**What is being asked:** Going through the entries below, count each line that holds "上老王论坛当老王" and give only the total.

**Input material:**
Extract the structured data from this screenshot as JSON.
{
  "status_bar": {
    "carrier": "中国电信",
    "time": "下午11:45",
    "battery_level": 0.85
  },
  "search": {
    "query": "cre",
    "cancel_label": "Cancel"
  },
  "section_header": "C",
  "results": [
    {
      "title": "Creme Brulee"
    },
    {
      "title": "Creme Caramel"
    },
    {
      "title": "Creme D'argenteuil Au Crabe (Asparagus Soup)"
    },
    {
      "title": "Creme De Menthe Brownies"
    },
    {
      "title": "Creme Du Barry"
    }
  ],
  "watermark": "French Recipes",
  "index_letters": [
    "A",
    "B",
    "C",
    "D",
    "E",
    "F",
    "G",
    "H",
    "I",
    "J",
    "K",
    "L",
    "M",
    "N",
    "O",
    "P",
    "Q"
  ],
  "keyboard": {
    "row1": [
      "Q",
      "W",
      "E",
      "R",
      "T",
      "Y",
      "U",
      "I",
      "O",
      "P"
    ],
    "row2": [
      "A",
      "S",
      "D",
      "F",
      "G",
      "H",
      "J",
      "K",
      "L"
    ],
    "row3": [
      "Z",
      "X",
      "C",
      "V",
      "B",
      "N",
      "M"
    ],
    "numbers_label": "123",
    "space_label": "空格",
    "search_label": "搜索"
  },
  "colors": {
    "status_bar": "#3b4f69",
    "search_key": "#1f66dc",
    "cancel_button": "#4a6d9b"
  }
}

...

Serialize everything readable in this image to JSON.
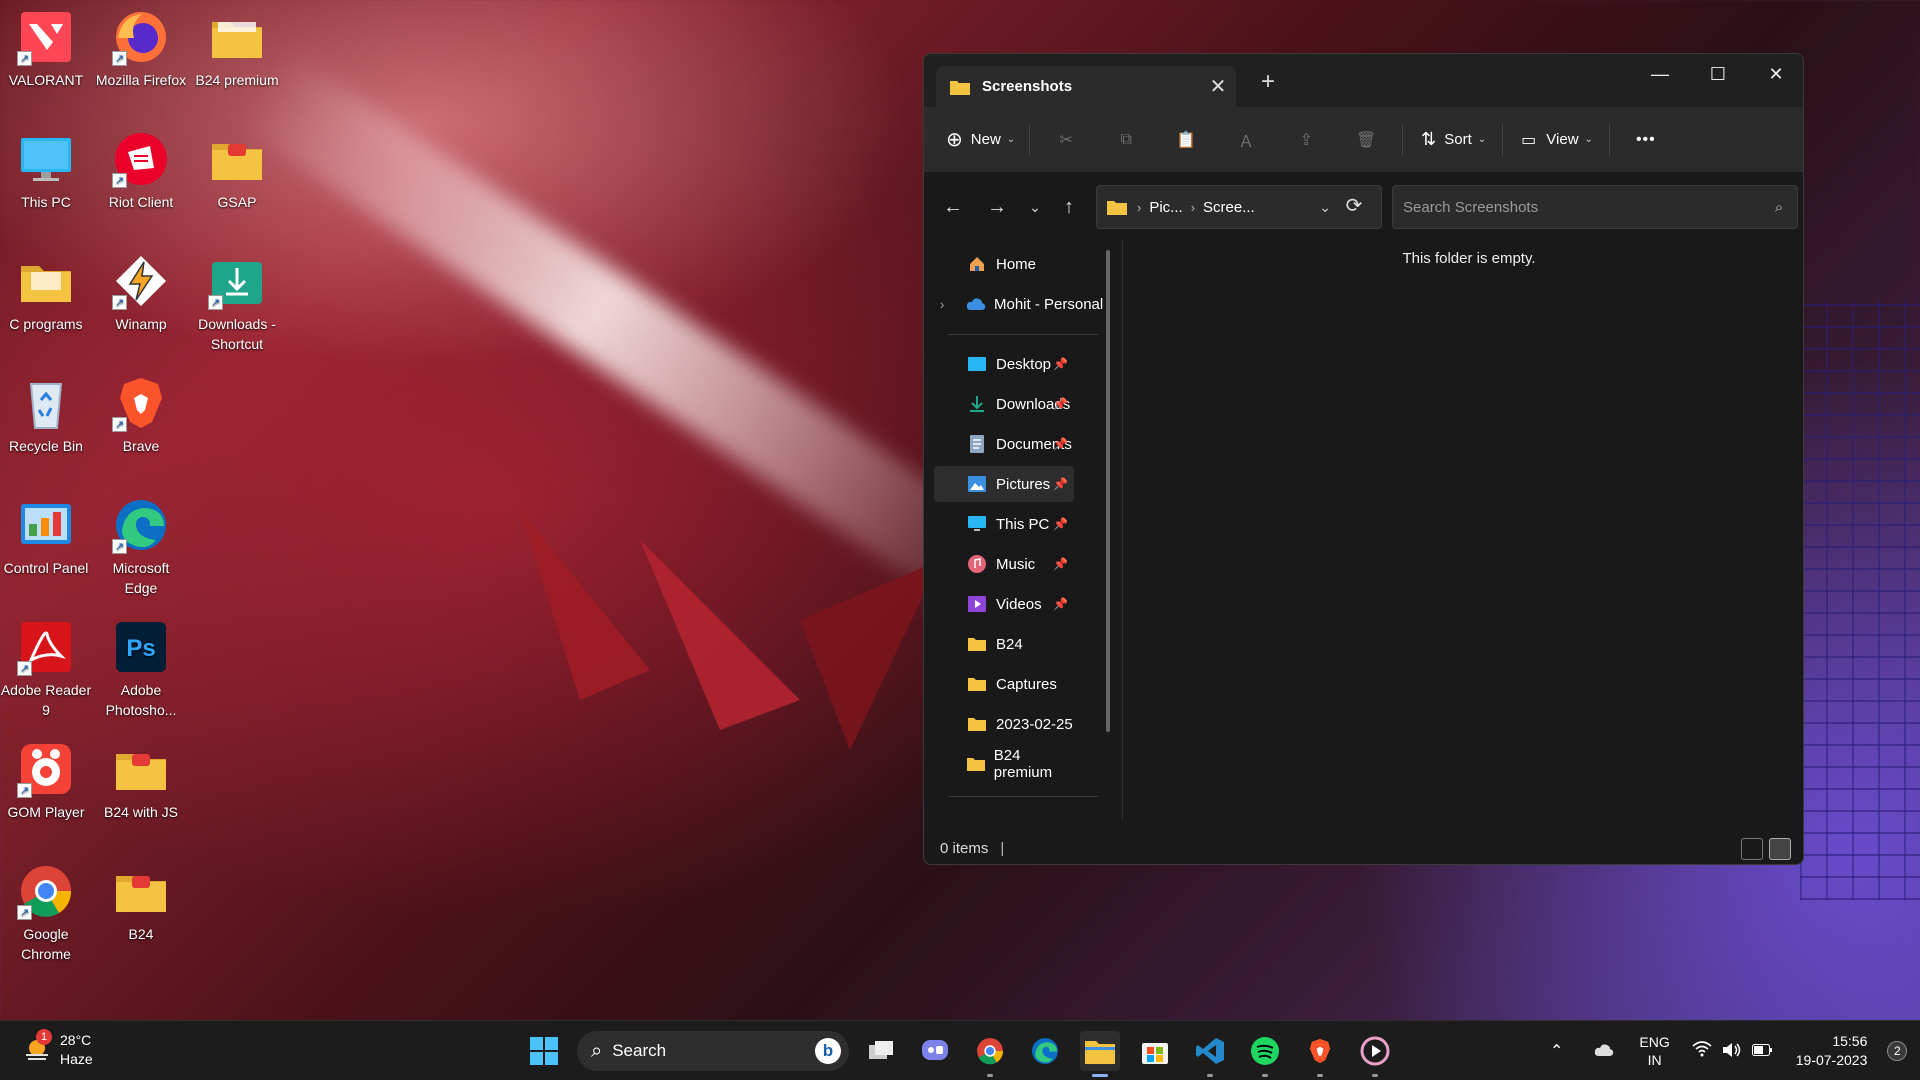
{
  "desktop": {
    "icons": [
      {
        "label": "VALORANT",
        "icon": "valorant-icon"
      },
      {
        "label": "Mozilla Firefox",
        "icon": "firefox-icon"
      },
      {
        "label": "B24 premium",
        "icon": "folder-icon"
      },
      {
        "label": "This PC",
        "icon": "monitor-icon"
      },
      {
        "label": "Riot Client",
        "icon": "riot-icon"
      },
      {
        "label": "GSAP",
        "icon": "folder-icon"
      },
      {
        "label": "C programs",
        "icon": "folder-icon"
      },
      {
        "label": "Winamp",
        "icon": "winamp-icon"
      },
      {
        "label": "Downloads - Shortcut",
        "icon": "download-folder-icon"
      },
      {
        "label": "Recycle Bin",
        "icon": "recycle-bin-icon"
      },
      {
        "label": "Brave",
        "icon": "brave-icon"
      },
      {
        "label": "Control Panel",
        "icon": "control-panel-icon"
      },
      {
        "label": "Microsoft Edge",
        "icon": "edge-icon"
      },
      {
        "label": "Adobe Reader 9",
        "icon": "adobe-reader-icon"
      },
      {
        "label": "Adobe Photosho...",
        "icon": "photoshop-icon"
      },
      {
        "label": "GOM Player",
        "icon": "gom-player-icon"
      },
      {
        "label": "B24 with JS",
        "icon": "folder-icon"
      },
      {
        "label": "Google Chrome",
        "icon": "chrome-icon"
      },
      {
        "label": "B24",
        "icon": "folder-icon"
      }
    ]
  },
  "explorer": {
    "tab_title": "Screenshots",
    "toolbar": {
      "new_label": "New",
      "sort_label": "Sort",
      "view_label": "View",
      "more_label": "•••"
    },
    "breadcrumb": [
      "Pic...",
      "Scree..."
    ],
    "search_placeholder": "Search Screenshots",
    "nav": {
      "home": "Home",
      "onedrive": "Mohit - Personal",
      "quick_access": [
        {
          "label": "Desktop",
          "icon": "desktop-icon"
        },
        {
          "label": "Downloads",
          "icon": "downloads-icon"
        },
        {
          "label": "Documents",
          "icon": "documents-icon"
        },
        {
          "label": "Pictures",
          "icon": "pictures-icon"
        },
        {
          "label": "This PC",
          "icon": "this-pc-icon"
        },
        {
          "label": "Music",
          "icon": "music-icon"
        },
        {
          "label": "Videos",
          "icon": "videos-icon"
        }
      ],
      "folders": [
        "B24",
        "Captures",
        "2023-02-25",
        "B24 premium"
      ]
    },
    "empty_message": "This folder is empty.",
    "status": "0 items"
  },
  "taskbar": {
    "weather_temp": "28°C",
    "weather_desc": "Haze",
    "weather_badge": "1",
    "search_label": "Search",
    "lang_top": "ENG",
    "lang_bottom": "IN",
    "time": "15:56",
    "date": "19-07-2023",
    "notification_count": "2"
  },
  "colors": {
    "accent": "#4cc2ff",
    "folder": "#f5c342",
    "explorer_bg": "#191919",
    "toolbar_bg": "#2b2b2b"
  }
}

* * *

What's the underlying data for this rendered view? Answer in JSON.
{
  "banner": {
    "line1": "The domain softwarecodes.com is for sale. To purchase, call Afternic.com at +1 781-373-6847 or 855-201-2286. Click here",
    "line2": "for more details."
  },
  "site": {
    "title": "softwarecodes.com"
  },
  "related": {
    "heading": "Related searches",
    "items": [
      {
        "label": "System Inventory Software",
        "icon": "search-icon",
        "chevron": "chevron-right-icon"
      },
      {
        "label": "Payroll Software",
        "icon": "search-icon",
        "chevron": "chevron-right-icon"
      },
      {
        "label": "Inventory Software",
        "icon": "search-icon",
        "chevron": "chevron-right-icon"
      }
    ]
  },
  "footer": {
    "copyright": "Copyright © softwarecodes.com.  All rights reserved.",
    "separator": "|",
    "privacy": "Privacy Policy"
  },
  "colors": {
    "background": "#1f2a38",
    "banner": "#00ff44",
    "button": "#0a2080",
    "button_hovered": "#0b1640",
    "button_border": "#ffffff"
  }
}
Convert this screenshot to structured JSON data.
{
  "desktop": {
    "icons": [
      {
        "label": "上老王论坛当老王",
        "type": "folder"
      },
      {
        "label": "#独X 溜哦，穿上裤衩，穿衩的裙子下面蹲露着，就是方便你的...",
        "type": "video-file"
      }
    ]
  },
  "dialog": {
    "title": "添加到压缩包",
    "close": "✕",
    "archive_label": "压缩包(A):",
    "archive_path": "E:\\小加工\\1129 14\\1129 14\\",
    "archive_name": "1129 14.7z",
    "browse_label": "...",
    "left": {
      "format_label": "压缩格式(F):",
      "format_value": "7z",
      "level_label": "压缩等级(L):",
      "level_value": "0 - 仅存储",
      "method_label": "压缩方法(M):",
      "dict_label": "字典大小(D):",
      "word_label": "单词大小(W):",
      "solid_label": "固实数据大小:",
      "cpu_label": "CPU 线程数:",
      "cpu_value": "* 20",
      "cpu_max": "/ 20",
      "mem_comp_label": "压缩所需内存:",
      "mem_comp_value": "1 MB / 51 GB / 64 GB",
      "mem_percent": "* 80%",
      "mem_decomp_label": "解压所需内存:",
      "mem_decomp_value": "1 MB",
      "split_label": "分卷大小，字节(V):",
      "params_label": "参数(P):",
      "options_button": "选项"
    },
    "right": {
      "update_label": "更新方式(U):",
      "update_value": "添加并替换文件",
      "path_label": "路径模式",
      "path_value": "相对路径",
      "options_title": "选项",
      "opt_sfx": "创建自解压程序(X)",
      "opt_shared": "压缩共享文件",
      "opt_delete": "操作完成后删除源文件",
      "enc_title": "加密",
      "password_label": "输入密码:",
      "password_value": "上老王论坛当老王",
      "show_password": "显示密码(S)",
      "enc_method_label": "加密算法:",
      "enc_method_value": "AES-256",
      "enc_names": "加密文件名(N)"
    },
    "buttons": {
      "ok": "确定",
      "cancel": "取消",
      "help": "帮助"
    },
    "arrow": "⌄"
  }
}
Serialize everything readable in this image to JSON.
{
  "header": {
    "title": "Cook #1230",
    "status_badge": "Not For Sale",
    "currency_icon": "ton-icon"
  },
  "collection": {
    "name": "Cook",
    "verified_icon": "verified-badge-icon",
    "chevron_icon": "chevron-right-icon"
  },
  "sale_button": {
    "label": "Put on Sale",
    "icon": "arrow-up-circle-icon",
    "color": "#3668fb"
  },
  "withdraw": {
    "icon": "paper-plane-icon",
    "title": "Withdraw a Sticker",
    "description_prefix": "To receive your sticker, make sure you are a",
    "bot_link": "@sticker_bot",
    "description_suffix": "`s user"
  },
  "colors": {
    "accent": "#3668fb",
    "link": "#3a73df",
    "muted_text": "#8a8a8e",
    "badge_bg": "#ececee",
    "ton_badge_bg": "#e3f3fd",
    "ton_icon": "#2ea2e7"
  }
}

**Final answer:** 2